- **Instructions for the task**
Using the data below, return every line that holds the word "screenshot".

Website and app data records:
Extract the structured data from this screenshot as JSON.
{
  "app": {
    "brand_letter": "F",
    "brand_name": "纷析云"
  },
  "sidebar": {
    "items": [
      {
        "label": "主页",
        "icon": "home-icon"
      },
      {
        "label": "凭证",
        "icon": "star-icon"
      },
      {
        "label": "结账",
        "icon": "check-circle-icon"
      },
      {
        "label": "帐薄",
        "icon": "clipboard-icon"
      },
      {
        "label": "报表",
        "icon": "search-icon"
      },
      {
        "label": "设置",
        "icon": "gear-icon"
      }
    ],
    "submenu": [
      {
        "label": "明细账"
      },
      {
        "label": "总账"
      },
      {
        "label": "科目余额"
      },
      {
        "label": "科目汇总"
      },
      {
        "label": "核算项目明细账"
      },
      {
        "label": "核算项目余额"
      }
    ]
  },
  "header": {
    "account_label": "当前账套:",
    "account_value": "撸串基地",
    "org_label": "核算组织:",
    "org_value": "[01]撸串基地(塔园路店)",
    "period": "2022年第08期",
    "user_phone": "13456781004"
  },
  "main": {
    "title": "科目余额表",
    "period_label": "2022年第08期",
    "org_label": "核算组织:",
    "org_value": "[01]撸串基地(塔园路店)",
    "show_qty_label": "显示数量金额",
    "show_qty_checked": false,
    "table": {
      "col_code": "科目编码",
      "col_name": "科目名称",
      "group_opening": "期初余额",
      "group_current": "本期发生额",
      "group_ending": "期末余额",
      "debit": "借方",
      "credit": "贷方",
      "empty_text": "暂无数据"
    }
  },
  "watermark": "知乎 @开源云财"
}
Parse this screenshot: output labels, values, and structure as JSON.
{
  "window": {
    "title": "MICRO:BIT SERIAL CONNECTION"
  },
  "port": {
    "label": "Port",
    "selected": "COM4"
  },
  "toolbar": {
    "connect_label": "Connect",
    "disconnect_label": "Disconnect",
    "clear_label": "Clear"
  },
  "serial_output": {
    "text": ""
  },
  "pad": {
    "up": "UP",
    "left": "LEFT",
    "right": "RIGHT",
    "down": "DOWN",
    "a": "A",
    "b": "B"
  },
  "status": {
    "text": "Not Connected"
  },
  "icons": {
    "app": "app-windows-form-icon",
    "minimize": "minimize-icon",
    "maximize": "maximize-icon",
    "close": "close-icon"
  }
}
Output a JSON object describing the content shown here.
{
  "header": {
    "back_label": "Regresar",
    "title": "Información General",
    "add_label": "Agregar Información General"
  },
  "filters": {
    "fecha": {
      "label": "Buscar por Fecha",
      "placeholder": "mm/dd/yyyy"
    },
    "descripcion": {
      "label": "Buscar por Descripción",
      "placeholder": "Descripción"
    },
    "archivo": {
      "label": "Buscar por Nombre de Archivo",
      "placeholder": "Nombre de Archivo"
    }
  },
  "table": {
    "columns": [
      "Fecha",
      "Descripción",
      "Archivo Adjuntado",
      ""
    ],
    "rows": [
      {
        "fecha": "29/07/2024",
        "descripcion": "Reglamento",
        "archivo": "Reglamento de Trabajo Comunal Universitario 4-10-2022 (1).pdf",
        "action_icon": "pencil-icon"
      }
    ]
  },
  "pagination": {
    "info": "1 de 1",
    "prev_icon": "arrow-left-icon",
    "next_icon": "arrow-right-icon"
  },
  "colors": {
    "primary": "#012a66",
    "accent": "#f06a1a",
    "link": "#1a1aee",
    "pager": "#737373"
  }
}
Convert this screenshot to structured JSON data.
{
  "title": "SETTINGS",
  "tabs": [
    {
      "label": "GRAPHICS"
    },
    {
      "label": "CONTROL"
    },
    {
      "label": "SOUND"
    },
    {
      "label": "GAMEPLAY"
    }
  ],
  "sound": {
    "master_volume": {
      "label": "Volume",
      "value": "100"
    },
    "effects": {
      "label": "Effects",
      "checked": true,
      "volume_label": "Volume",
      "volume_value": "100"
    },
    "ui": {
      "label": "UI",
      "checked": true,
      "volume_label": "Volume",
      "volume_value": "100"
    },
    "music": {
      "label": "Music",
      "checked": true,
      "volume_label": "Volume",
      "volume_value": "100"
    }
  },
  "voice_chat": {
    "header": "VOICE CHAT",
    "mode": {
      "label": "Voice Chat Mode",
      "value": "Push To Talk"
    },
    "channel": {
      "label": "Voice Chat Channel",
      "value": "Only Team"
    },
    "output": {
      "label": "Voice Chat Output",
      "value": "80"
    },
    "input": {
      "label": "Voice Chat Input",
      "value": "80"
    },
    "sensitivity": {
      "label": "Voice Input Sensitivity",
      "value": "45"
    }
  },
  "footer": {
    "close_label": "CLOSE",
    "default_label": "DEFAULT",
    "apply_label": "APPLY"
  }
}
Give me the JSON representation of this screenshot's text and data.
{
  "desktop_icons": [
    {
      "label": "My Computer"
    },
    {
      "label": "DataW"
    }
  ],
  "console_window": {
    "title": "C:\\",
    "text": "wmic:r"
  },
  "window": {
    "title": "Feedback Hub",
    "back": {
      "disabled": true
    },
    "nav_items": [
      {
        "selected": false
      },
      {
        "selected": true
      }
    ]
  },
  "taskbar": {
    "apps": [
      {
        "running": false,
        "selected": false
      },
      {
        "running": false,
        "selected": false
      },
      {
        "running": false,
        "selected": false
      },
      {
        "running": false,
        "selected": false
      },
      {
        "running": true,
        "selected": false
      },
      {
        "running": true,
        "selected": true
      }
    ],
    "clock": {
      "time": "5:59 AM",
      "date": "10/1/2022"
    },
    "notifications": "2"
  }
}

- **Response to the exercise**
Extract the structured data from this screenshot as JSON.
Parse this screenshot: output labels, values, and structure as JSON.
Convert this screenshot to structured JSON data.
Give me the JSON representation of this screenshot's text and data.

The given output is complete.